> **Problem details**
All of the entries need to be set down exactly as they read.

> **Given records**
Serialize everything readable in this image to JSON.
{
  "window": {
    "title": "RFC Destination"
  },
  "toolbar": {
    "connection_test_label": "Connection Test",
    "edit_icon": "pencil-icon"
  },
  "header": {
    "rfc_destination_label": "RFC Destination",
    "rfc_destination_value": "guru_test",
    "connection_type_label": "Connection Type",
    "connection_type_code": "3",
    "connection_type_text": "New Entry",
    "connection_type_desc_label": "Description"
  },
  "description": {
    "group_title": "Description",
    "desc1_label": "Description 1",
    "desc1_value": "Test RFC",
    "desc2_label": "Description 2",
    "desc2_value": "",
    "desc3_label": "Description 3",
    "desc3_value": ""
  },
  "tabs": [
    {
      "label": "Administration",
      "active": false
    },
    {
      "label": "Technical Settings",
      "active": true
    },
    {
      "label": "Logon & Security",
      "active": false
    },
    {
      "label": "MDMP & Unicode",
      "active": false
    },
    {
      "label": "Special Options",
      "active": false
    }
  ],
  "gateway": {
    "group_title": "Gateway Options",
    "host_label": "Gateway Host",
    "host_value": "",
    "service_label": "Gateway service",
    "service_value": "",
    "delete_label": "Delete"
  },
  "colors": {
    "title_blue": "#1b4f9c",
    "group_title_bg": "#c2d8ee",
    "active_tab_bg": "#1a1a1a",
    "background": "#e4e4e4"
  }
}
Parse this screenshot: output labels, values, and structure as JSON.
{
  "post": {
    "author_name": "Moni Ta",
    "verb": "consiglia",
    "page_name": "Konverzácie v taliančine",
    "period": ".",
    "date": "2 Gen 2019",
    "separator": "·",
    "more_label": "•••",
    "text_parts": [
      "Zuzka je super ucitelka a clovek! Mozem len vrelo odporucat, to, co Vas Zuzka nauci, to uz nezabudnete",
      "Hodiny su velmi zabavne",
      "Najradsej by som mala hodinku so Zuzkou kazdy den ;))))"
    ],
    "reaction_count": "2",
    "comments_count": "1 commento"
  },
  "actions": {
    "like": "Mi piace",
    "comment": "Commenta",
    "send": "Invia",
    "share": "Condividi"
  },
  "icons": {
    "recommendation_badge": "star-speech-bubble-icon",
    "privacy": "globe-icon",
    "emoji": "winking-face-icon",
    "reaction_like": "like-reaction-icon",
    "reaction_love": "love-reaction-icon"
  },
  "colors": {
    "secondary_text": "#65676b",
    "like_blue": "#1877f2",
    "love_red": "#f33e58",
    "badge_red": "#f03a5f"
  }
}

> **Solution to this exercise**
Serialize everything readable in this image to JSON.
{
  "window": {
    "title": "RFC Destination"
  },
  "toolbar": {
    "connection_test_label": "Connection Test",
    "edit_icon": "pencil-icon"
  },
  "header": {
    "rfc_destination_label": "RFC Destination",
    "rfc_destination_value": "guru_test",
    "connection_type_label": "Connection Type",
    "connection_type_code": "3",
    "connection_type_text": "New Entry",
    "connection_type_desc_label": "Description"
  },
  "description": {
    "group_title": "Description",
    "desc1_label": "Description 1",
    "desc1_value": "Test RFC",
    "desc2_label": "Description 2",
    "desc2_value": "",
    "desc3_label": "Description 3",
    "desc3_value": ""
  },
  "tabs": [
    {
      "label": "Administration",
      "active": false
    },
    {
      "label": "Technical Settings",
      "active": true
    },
    {
      "label": "Logon & Security",
      "active": false
    },
    {
      "label": "MDMP & Unicode",
      "active": false
    },
    {
      "label": "Special Options",
      "active": false
    }
  ],
  "gateway": {
    "group_title": "Gateway Options",
    "host_label": "Gateway Host",
    "host_value": "",
    "service_label": "Gateway service",
    "service_value": "",
    "delete_label": "Delete"
  },
  "colors": {
    "title_blue": "#1b4f9c",
    "group_title_bg": "#c2d8ee",
    "active_tab_bg": "#1a1a1a",
    "background": "#e4e4e4"
  }
}
Parse this screenshot: output labels, values, and structure as JSON.
{
  "post": {
    "author_name": "Moni Ta",
    "verb": "consiglia",
    "page_name": "Konverzácie v taliančine",
    "period": ".",
    "date": "2 Gen 2019",
    "separator": "·",
    "more_label": "•••",
    "text_parts": [
      "Zuzka je super ucitelka a clovek! Mozem len vrelo odporucat, to, co Vas Zuzka nauci, to uz nezabudnete",
      "Hodiny su velmi zabavne",
      "Najradsej by som mala hodinku so Zuzkou kazdy den ;))))"
    ],
    "reaction_count": "2",
    "comments_count": "1 commento"
  },
  "actions": {
    "like": "Mi piace",
    "comment": "Commenta",
    "send": "Invia",
    "share": "Condividi"
  },
  "icons": {
    "recommendation_badge": "star-speech-bubble-icon",
    "privacy": "globe-icon",
    "emoji": "winking-face-icon",
    "reaction_like": "like-reaction-icon",
    "reaction_love": "love-reaction-icon"
  },
  "colors": {
    "secondary_text": "#65676b",
    "like_blue": "#1877f2",
    "love_red": "#f33e58",
    "badge_red": "#f03a5f"
  }
}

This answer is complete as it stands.